The sun was shining brightly on a mountain of discarded glass bottles at the I-95 Transfer Station last week for the announcement of a major change in recycling collections in Fairfax County. Effective last week, glass no longer will be accepted in curbside recycling bins. After much research and experimentation, Fairfax County’s Solid Waste Management Program arrived at a decision, and a new program, to handle glass recycling.
Unlike familiar plastic bottles, which can be recycled in the curbside bins, glass is both heavy and subject to breakage in the collection process. When glass breaks, the shards contaminate the rest of the recycled items, often causing the entire bin of items to be handled as trash, not recycling. Broken glass also presents a potential severe hazard to personnel who collect the bins, as well as those who sort out recycled items at regional MURFs (also known as Materials Recovery Facilities). It’s dusty, dirty, and backbreaking work, and broken glass makes it much more dangerous. Glass also is a heavy commodity, making it more expensive for haulers to collect and transport to a MURF for processing.
Enter Big Blue, an awesome machine that can crush up to 20 tons of glass per hour. Contrary to some opinions, glass bottles are not simply sanitized and re-used; they are crushed. I was told that the glass mountain I saw at the transfer station could be processed into cullet (small glass pebbles) and sand in about a day and a half if Big Blue ran constantly. A big yellow front loader picks up a large quantity of glass bottles, lifts the load into an elevated hopper which begins the process, moving glass up a conveyor belt to a cylinder that hammers the glass to smithereens. No longer looking much like glass, the pieces on the conveyor belt continue to a large concrete bunker where the fine sand shakes out into a smaller mountain, and the cullet proceeds to the next bunker, also in a large pile. The sand and the cullet handled by Big Blue are used in construction projects, especially as ballast for pipe bedding and road projects. A staff worker told me that the cullet and sand are so popular for local construction projects that Big Blue has trouble keeping up with demand.

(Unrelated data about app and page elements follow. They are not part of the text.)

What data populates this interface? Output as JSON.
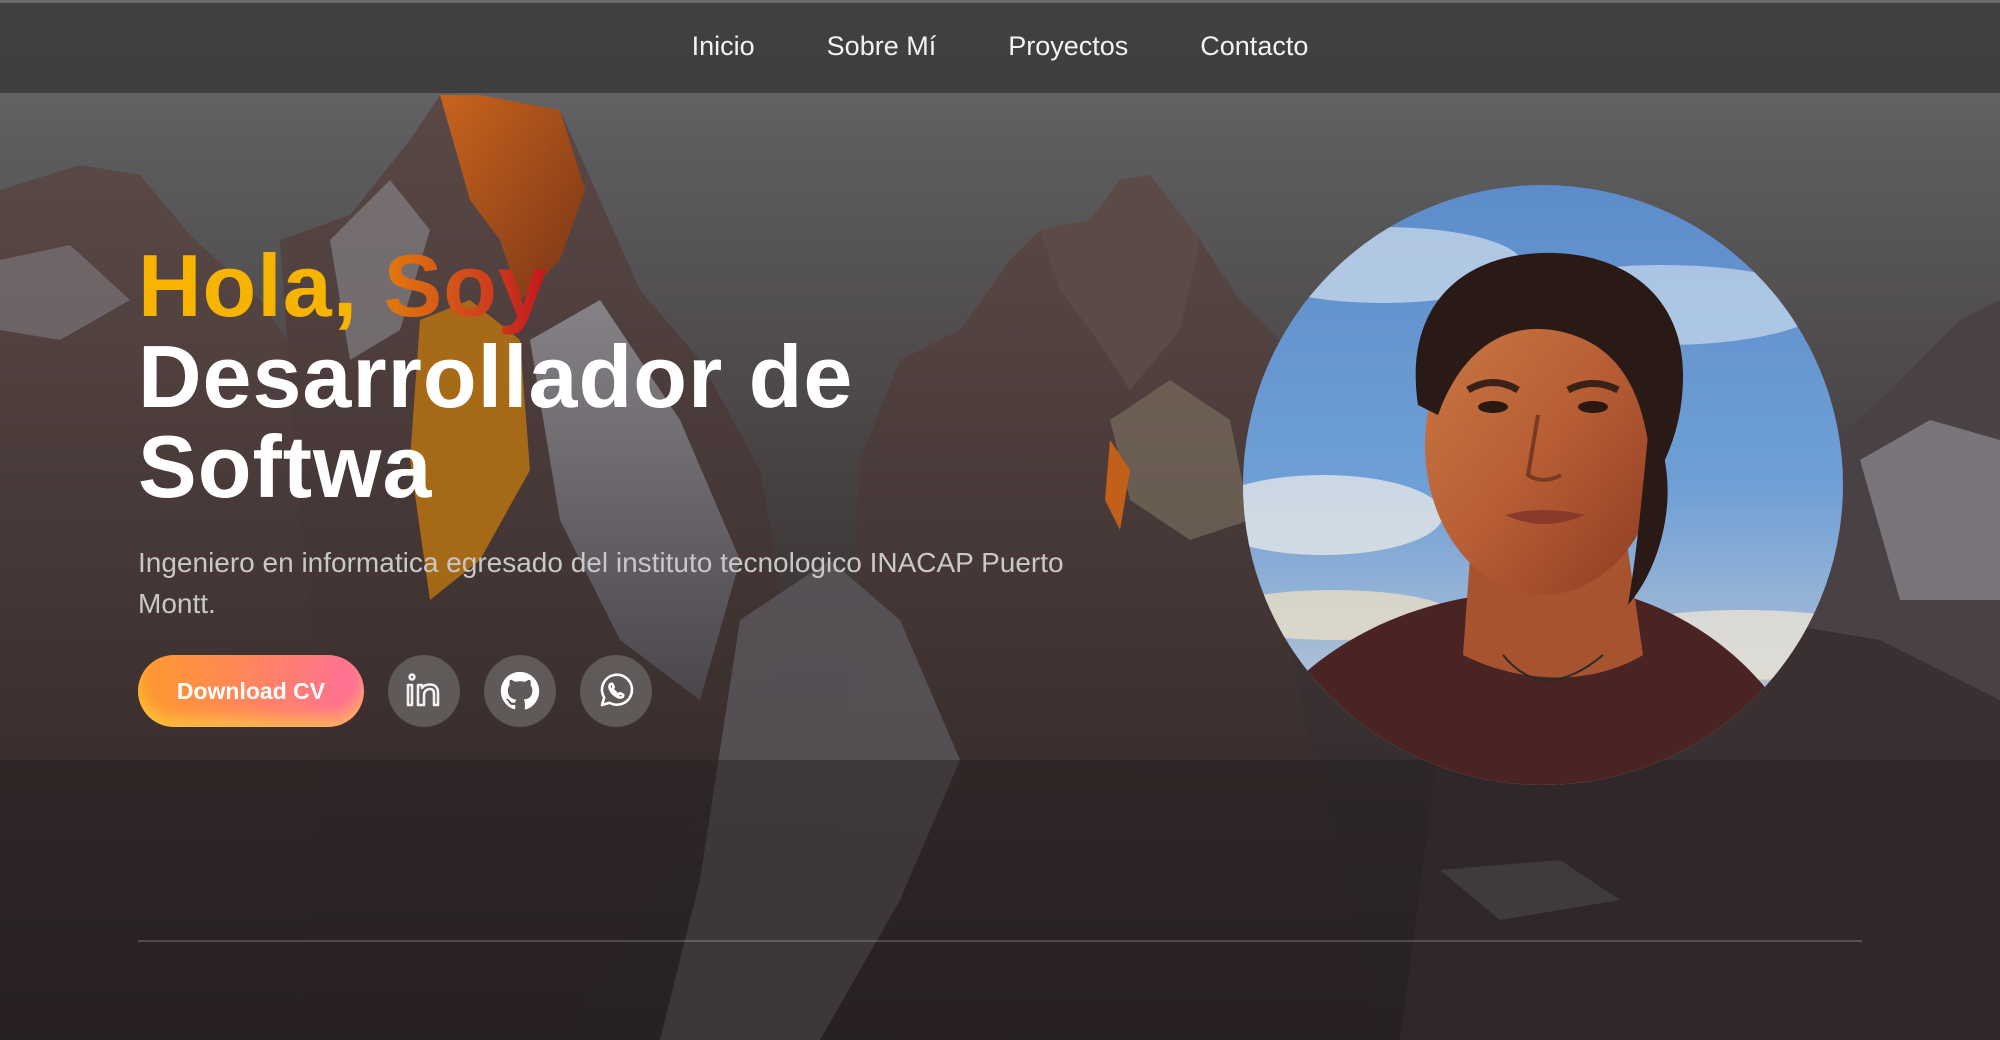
{
  "nav": {
    "items": [
      {
        "label": "Inicio"
      },
      {
        "label": "Sobre Mí"
      },
      {
        "label": "Proyectos"
      },
      {
        "label": "Contacto"
      }
    ]
  },
  "hero": {
    "greeting_word1": "Hola,",
    "greeting_word2": "Soy",
    "role_line1": "Desarrollador de",
    "role_line2": "Softwa",
    "description": "Ingeniero en informatica egresado del instituto tecnologico INACAP Puerto Montt.",
    "cv_button": "Download CV"
  },
  "social": [
    {
      "icon": "linkedin-icon"
    },
    {
      "icon": "github-icon"
    },
    {
      "icon": "whatsapp-icon"
    }
  ],
  "colors": {
    "accent_yellow": "#f6b300",
    "accent_orange": "#d0471d",
    "accent_red": "#c1161d",
    "button_from": "#fd9a2c",
    "button_to": "#ff6f9b"
  }
}
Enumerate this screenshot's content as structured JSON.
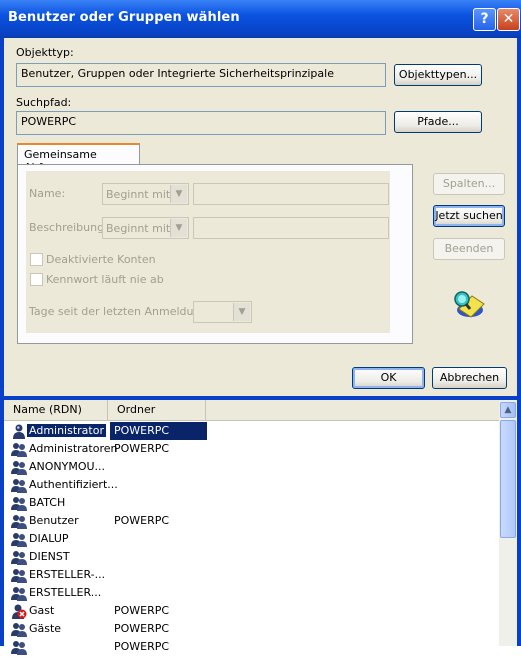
{
  "window": {
    "title": "Benutzer oder Gruppen wählen",
    "help_glyph": "?",
    "close_glyph": "✕"
  },
  "object_type": {
    "label": "Objekttyp:",
    "value": "Benutzer, Gruppen oder Integrierte Sicherheitsprinzipale",
    "button": "Objekttypen..."
  },
  "search_path": {
    "label": "Suchpfad:",
    "value": "POWERPC",
    "button": "Pfade..."
  },
  "tab": {
    "label": "Gemeinsame Abfragen",
    "name_label": "Name:",
    "name_mode": "Beginnt mit",
    "desc_label": "Beschreibung:",
    "desc_mode": "Beginnt mit",
    "disabled_accounts": "Deaktivierte Konten",
    "password_never_expires": "Kennwort läuft nie ab",
    "days_since_login": "Tage seit der letzten Anmeldung:"
  },
  "side_buttons": {
    "columns": "Spalten...",
    "search_now": "Jetzt suchen",
    "stop": "Beenden"
  },
  "footer_buttons": {
    "ok": "OK",
    "cancel": "Abbrechen"
  },
  "results": {
    "columns": [
      "Name (RDN)",
      "Ordner"
    ],
    "rows": [
      {
        "name": "Administrator",
        "folder": "POWERPC",
        "icon": "user-icon",
        "selected": true
      },
      {
        "name": "Administratoren",
        "folder": "POWERPC",
        "icon": "group-icon"
      },
      {
        "name": "ANONYMOU...",
        "folder": "",
        "icon": "group-icon"
      },
      {
        "name": "Authentifiziert...",
        "folder": "",
        "icon": "group-icon"
      },
      {
        "name": "BATCH",
        "folder": "",
        "icon": "group-icon"
      },
      {
        "name": "Benutzer",
        "folder": "POWERPC",
        "icon": "group-icon"
      },
      {
        "name": "DIALUP",
        "folder": "",
        "icon": "group-icon"
      },
      {
        "name": "DIENST",
        "folder": "",
        "icon": "group-icon"
      },
      {
        "name": "ERSTELLER-...",
        "folder": "",
        "icon": "group-icon"
      },
      {
        "name": "ERSTELLER...",
        "folder": "",
        "icon": "group-icon"
      },
      {
        "name": "Gast",
        "folder": "POWERPC",
        "icon": "disabled-user-icon"
      },
      {
        "name": "Gäste",
        "folder": "POWERPC",
        "icon": "group-icon"
      },
      {
        "name": "",
        "folder": "POWERPC",
        "icon": "group-icon"
      }
    ]
  },
  "colors": {
    "title_blue": "#0a52e0",
    "selection": "#0a246a",
    "dialog_bg": "#ece9d8"
  }
}
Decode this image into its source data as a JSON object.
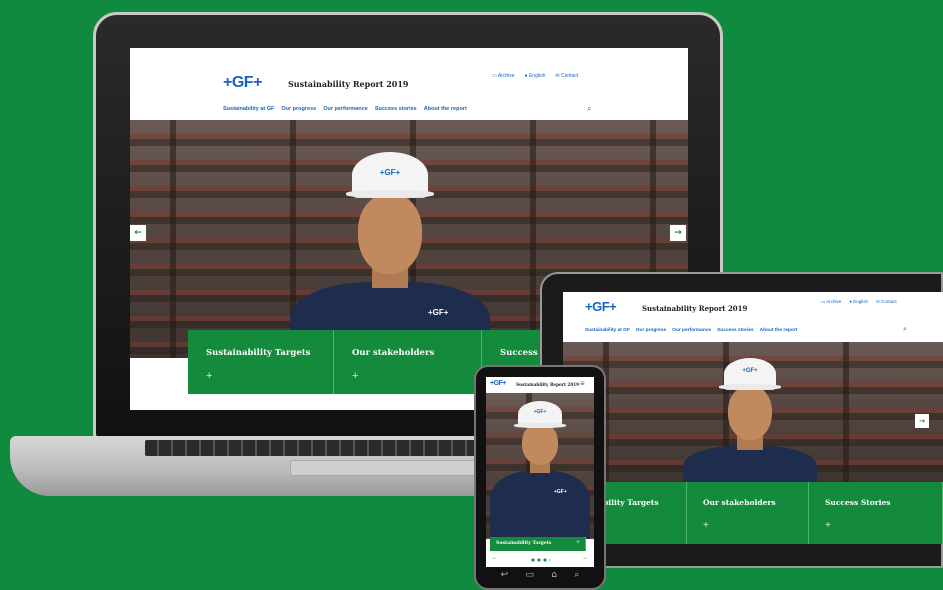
{
  "brand": {
    "logo": "+GF+",
    "accent": "#138a3c",
    "link": "#1565c0",
    "background": "#0f8a3e"
  },
  "site": {
    "title": "Sustainability Report 2019",
    "utility": [
      {
        "icon": "folder-icon",
        "label": "Archive"
      },
      {
        "icon": "globe-icon",
        "label": "English"
      },
      {
        "icon": "mail-icon",
        "label": "Contact"
      }
    ],
    "nav": [
      "Sustainability at GF",
      "Our progress",
      "Our performance",
      "Success stories",
      "About the report"
    ],
    "search_icon": "search-icon"
  },
  "laptop": {
    "tiles": [
      "Sustainability Targets",
      "Our stakeholders",
      "Success S"
    ]
  },
  "tablet": {
    "tiles": [
      "ainability Targets",
      "Our stakeholders",
      "Success Stories"
    ]
  },
  "phone": {
    "title": "Sustainability Report 2019",
    "tile": "Sustainability Targets"
  },
  "worker": {
    "helmet_logo": "+GF+",
    "shirt_logo": "+GF+"
  },
  "tile_plus": "+",
  "arrows": {
    "prev": "←",
    "next": "→"
  },
  "phone_nav": [
    "↩",
    "▭",
    "⌂",
    "⌕"
  ]
}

According to the Glass Manufacturing Industry Council, bottle glass is 100 percent recyclable. Glass can be melted and recycled over and over again, without loss of quality, and the glass cullet can be mixed with other raw materials to make new glass. Surveys indicate that, unlike Europe, where 90 percent of glass bottles are recycled, only about a third of glass is recycled here in the United States.
What can you do with glass bottles? Recycle them in the Purple Cans — large dumpsters painted bright magenta — that are located in several Northern Virginia locations. The closest Purple Can for Mason District (and greater Falls Church) residents probably is at the Mason District Governmental Center, 6507 Columbia Pike in Annandale. The large dumpster is easily found in the parking lot, and accepts glass bottles any time. Light bulbs, window glass, and other glass items are not accepted, and should be wrapped and disposed in your regular trash.